It's not surprising that James Murphy & Pat Mahoney of LCD Soundsystem used the two halves of this track to bookend their Fabriclive mix as there's rarely a moment where Murphy's vocals wouldn't slot in perfectly. The song is filled with big city dreams; that feeling when you climb out from the subway underground, only to see the skyscrapers rising high above you. There was never enough disco rock, so for me, things like this are always an exciting find.
Lorenzo Senni's work puts me right on the edge of sanity, capturing that feeling of staying up so late into a new day that my mind starts to skip. Razor sharp sound design married with jittering melodies and an obsessively looping rhythm keeps me riiiight on the safe side of a panic attack where I'm able to see the beauty in it without succumbing to its power. Tension is so often the hallmark of a darker sort of music, but here is one of the best artists to ever work in that feeling, and he's using the brightest neon lights to achieve it.
I'm sorry, but finding an Americana-twanged cover of a Krautrock classic from the seventies is one of those things that make me wonder if I'm living in a dream of my own creation. That it absolutely burns is just the bonus on the bonus. Guitar wiz William Tyler takes the autobahn energy of Michael Rother's original and brilliantly sets it on the open highways of the American West. What had been born out of a collaboration between Neu's guitarist & Can's drummer gains a second life in Tyler's hands, and we're all the beneficiaries.
Human beings make for amazing instruments. Here, Benjamin Bligen (3rd from left in the picture) leads his fellow Moving Hall Star Singers through a burning gospel chant. The small group from Johns Island, South Carolina (just south of Charleston) use their voices to raise a mountain out of pained devotion, with their handclaps providing an organic percussion that gains beauty from its natural imperfections.

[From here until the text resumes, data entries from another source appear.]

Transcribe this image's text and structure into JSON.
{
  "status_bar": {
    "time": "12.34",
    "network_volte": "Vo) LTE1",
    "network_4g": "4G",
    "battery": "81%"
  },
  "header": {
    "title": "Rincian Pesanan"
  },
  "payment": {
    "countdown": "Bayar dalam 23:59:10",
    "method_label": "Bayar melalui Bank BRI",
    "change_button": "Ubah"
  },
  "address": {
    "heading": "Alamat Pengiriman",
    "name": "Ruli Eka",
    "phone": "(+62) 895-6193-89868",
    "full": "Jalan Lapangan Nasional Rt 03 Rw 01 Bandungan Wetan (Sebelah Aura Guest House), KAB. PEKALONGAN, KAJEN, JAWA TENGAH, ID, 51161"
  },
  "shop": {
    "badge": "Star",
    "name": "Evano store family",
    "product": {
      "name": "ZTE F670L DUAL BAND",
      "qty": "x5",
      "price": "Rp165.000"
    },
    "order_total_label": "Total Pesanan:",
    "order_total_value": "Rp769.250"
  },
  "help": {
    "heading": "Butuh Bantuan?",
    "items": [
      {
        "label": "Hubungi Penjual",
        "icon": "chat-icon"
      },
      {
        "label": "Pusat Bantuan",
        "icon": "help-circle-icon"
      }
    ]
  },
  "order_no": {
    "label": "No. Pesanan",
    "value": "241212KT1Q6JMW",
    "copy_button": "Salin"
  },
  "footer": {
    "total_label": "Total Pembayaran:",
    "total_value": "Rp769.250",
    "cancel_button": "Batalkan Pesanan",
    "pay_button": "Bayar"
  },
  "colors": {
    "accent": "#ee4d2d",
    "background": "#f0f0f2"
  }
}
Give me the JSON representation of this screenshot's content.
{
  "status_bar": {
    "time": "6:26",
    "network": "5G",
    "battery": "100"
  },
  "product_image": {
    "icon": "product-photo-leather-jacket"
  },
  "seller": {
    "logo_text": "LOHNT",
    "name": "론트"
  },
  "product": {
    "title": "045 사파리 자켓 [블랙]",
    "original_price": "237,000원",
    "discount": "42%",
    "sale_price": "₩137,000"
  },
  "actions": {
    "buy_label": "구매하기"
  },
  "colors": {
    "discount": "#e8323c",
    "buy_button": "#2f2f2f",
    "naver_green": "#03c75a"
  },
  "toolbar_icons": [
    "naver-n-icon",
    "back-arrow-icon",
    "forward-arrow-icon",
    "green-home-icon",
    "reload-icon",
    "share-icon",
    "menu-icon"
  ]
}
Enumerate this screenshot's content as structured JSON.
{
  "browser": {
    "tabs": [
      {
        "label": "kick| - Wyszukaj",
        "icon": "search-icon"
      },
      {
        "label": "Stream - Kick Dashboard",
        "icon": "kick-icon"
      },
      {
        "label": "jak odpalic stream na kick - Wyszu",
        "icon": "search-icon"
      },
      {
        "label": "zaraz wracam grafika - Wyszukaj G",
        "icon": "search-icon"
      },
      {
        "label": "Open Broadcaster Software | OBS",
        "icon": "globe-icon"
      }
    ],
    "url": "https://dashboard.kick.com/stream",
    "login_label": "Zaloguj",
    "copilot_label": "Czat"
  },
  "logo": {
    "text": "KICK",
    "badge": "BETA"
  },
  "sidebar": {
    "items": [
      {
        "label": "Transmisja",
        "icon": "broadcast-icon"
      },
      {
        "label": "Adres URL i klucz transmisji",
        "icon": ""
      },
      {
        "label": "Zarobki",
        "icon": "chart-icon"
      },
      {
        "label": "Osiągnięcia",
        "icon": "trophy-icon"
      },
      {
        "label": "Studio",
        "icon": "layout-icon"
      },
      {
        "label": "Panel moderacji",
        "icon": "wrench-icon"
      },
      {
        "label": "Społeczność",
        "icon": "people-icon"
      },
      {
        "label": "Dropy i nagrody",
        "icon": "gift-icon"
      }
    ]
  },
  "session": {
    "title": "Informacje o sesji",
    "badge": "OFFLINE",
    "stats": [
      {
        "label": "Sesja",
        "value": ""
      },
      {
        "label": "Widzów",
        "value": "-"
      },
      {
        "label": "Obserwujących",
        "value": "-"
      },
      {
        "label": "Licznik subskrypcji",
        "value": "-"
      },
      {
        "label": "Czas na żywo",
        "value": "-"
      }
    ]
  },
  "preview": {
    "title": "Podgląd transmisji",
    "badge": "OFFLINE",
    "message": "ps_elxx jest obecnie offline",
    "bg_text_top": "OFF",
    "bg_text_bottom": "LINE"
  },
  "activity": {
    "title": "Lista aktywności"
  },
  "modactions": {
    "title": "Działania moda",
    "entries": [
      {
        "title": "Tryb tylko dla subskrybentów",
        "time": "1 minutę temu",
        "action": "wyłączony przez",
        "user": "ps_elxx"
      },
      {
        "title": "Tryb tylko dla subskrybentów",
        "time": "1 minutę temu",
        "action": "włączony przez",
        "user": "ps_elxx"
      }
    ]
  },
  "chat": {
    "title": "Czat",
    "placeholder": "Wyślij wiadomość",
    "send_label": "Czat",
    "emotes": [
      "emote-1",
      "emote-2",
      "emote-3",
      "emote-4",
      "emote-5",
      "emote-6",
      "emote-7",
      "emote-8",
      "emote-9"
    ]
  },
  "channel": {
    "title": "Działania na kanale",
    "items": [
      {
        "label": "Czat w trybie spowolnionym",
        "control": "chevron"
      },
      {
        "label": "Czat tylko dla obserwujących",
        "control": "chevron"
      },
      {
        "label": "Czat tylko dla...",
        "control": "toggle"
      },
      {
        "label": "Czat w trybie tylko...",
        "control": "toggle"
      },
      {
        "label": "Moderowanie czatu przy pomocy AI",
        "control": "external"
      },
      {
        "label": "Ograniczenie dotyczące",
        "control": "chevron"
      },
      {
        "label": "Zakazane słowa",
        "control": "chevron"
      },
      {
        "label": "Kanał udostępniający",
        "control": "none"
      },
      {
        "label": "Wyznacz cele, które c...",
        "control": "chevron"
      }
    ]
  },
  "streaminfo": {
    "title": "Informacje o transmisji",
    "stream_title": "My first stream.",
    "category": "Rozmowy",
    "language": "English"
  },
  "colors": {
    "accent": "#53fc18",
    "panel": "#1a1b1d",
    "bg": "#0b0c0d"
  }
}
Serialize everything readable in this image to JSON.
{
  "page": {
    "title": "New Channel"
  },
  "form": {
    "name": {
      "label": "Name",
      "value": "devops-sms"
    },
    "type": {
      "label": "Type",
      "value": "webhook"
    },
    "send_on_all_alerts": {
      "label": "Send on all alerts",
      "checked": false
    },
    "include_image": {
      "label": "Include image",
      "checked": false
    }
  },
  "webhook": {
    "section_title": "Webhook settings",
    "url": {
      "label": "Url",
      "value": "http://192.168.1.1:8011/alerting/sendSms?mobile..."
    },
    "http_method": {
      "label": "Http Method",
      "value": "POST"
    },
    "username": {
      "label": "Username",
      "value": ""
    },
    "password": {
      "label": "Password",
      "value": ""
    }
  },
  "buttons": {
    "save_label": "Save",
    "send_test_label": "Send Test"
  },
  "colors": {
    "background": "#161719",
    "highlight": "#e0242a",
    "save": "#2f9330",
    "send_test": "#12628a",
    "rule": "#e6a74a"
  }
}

It's the easiest thing in the world for people to get stuck in themselves, and perhaps that's what makes full-bodied worship so entrancing; we know how much we have to let go of to reach that freedom and magic of transcendence.